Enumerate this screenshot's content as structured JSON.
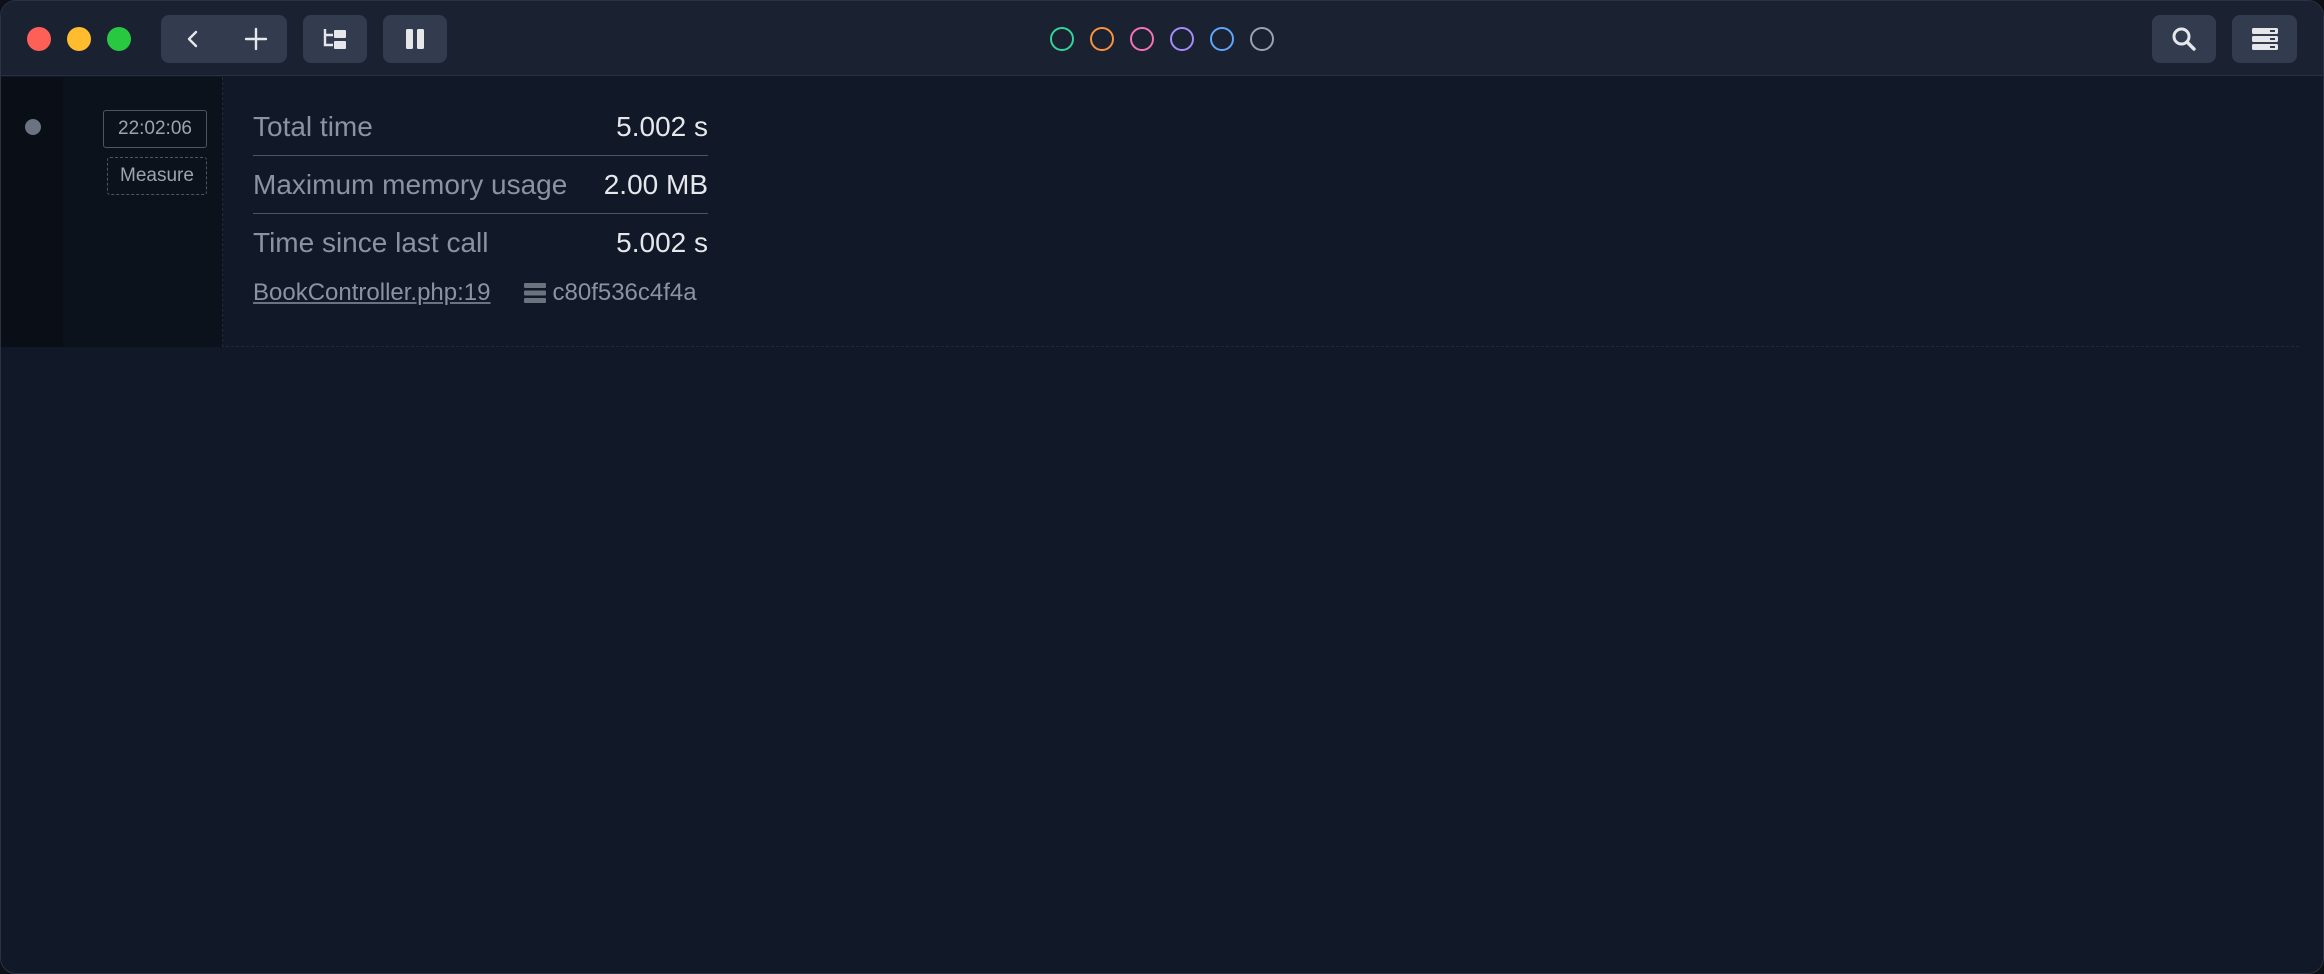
{
  "toolbar": {
    "colors": [
      "#34d399",
      "#fb923c",
      "#f472b6",
      "#a78bfa",
      "#60a5fa",
      "#9ca3af"
    ]
  },
  "entry": {
    "timestamp": "22:02:06",
    "tag": "Measure",
    "metrics": [
      {
        "label": "Total time",
        "value": "5.002 s"
      },
      {
        "label": "Maximum memory usage",
        "value": "2.00 MB"
      },
      {
        "label": "Time since last call",
        "value": "5.002 s"
      }
    ],
    "file": "BookController.php:19",
    "hash": "c80f536c4f4a"
  }
}
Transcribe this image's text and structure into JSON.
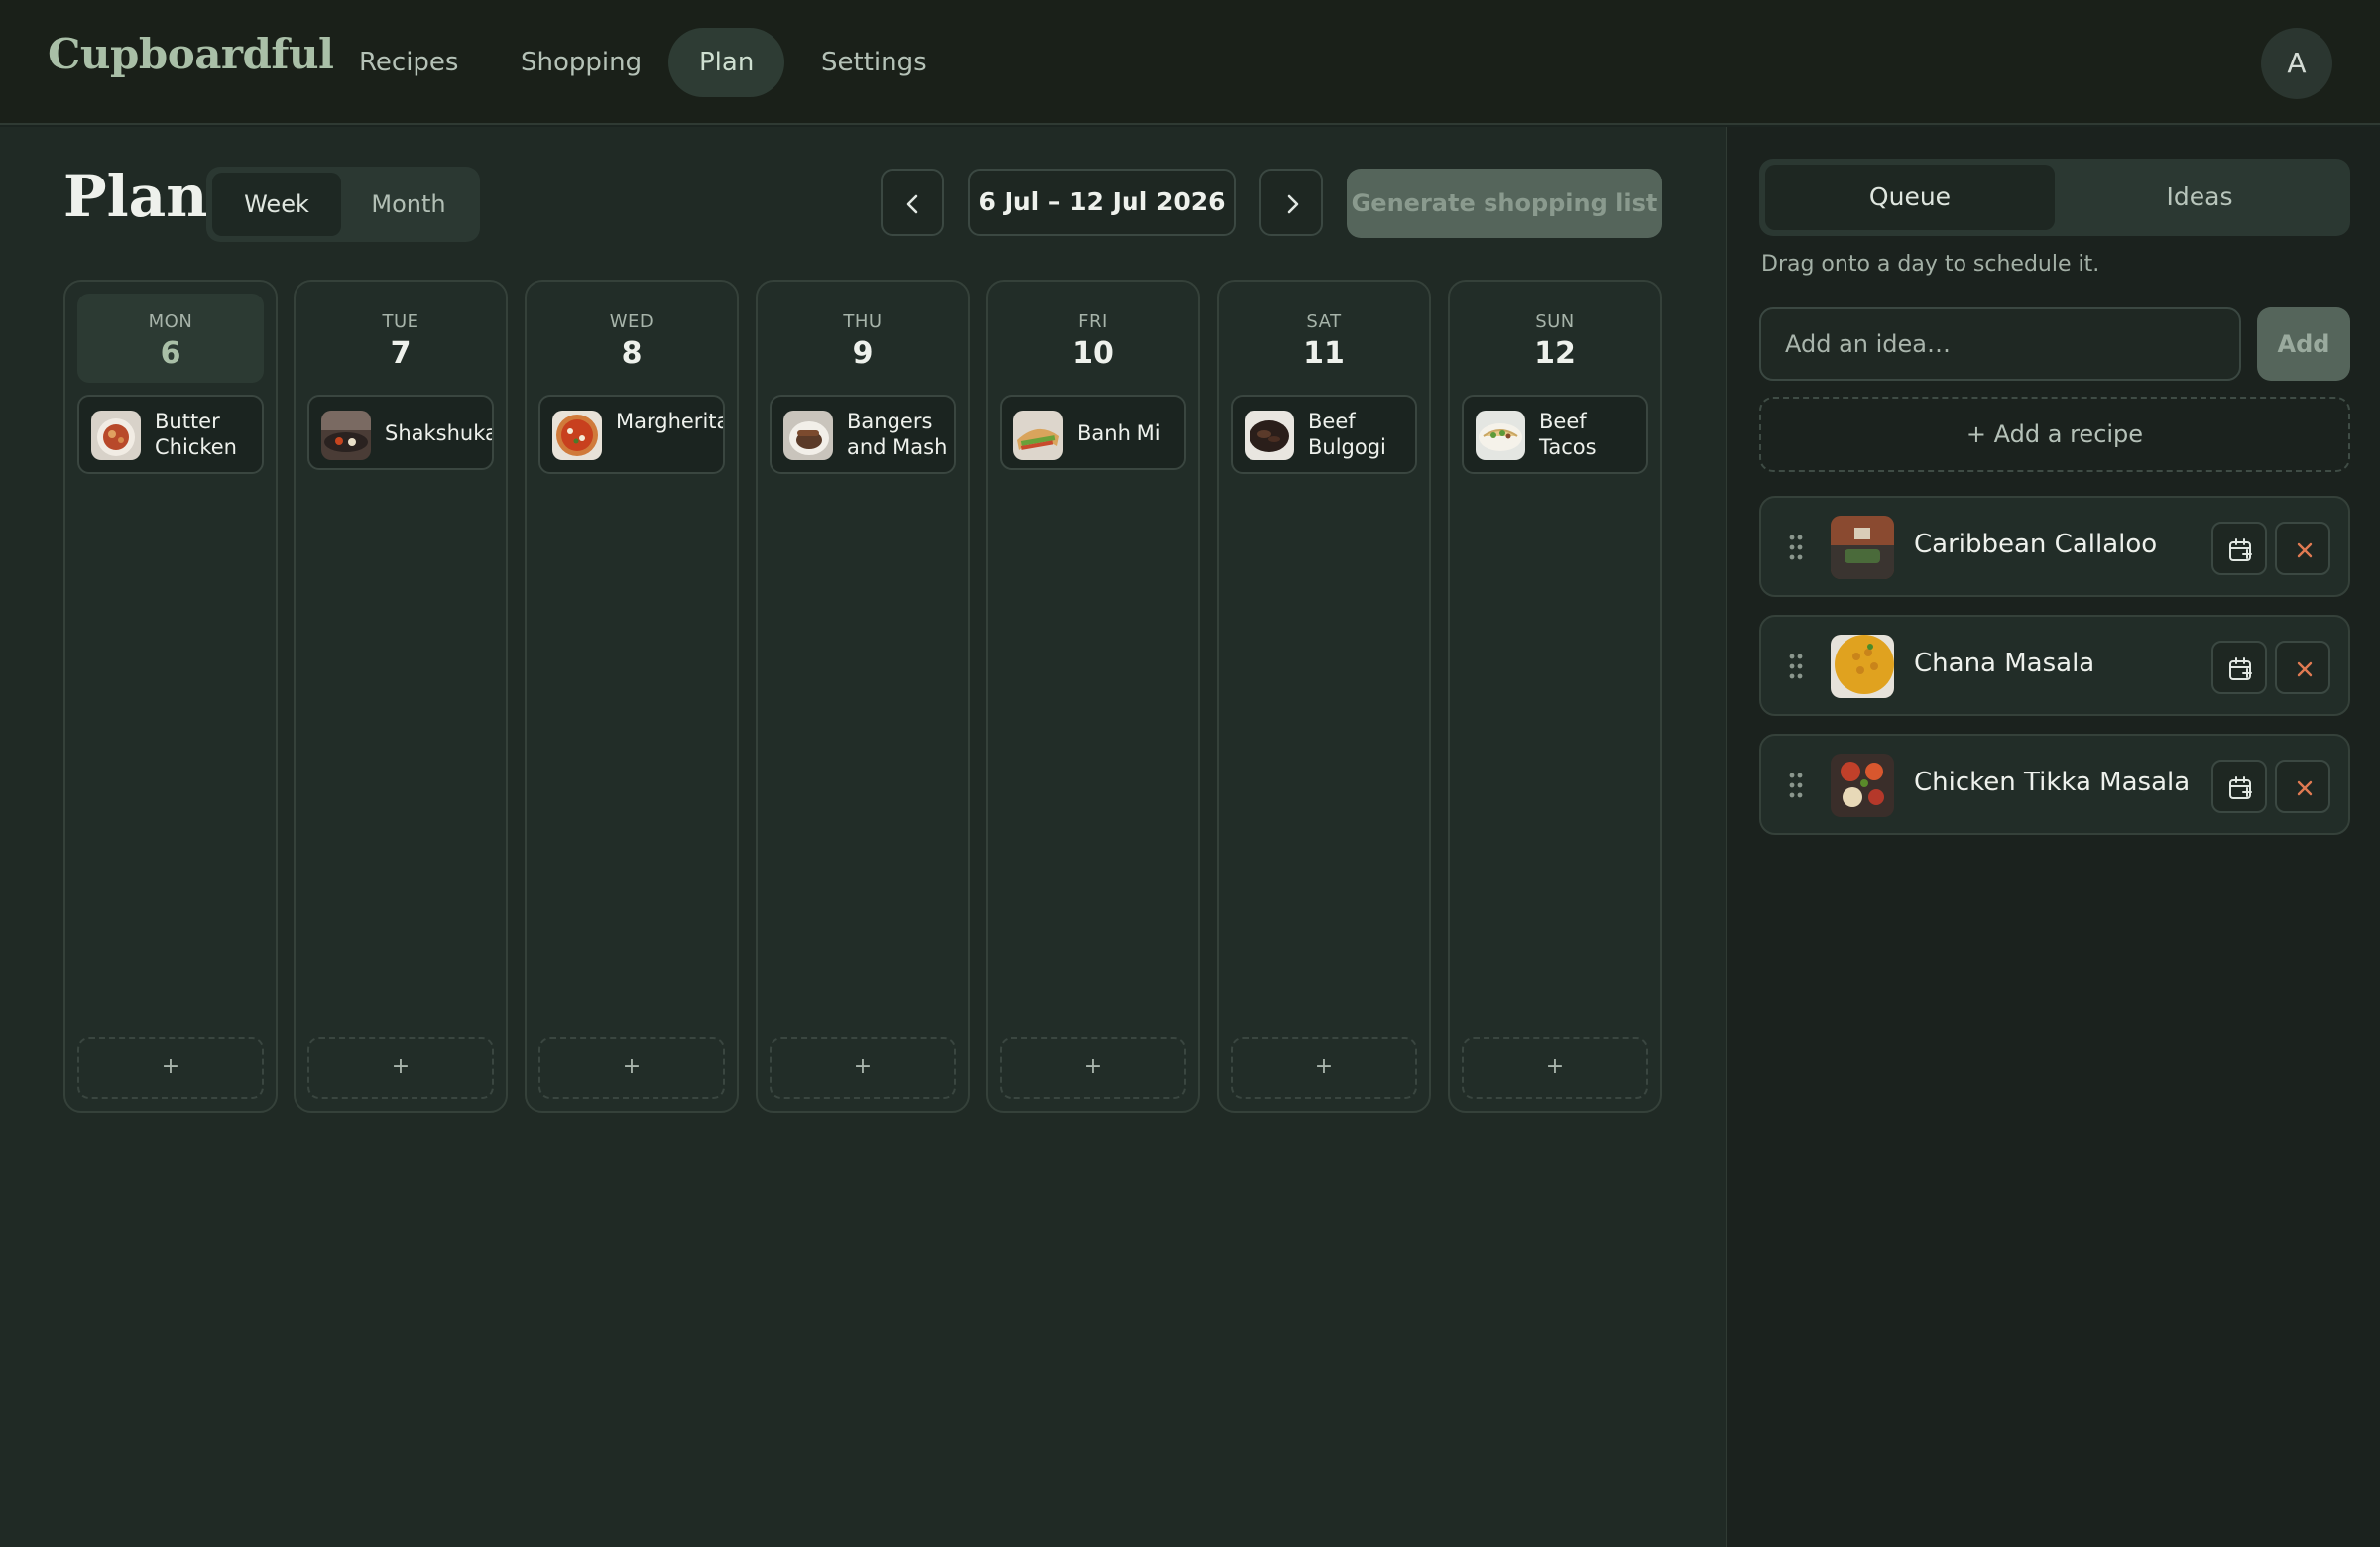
{
  "app": {
    "brand": "Cupboardful",
    "nav": [
      {
        "label": "Recipes"
      },
      {
        "label": "Shopping"
      },
      {
        "label": "Plan"
      },
      {
        "label": "Settings"
      }
    ],
    "active_nav": "Plan",
    "avatar_initial": "A"
  },
  "plan": {
    "title": "Plan",
    "view_options": [
      "Week",
      "Month"
    ],
    "active_view": "Week",
    "date_range": "6 Jul – 12 Jul 2026",
    "generate_label": "Generate shopping list",
    "add_slot_label": "+",
    "days": [
      {
        "dow": "MON",
        "num": "6",
        "today": true,
        "meal": "Butter Chicken",
        "thumb": "butter-chicken"
      },
      {
        "dow": "TUE",
        "num": "7",
        "today": false,
        "meal": "Shakshuka",
        "thumb": "shakshuka"
      },
      {
        "dow": "WED",
        "num": "8",
        "today": false,
        "meal": "Margherita Pizza",
        "thumb": "pizza"
      },
      {
        "dow": "THU",
        "num": "9",
        "today": false,
        "meal": "Bangers and Mash",
        "thumb": "bangers"
      },
      {
        "dow": "FRI",
        "num": "10",
        "today": false,
        "meal": "Banh Mi",
        "thumb": "banh-mi"
      },
      {
        "dow": "SAT",
        "num": "11",
        "today": false,
        "meal": "Beef Bulgogi",
        "thumb": "bulgogi"
      },
      {
        "dow": "SUN",
        "num": "12",
        "today": false,
        "meal": "Beef Tacos",
        "thumb": "tacos"
      }
    ]
  },
  "sidebar": {
    "tabs": [
      "Queue",
      "Ideas"
    ],
    "active_tab": "Queue",
    "hint": "Drag onto a day to schedule it.",
    "idea_placeholder": "Add an idea…",
    "idea_add_label": "Add",
    "add_recipe_label": "+ Add a recipe",
    "queue": [
      {
        "name": "Caribbean Callaloo",
        "thumb": "callaloo"
      },
      {
        "name": "Chana Masala",
        "thumb": "chana-masala"
      },
      {
        "name": "Chicken Tikka Masala",
        "thumb": "tikka-masala"
      }
    ]
  },
  "colors": {
    "background": "#202a25",
    "brand": "#a9bfa7",
    "accent_remove": "#e07a52",
    "muted_button": "#55655b"
  }
}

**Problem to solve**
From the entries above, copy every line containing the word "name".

**Response**
        "name": "Caribbean Callaloo",
        "name": "Chana Masala",
        "name": "Chicken Tikka Masala",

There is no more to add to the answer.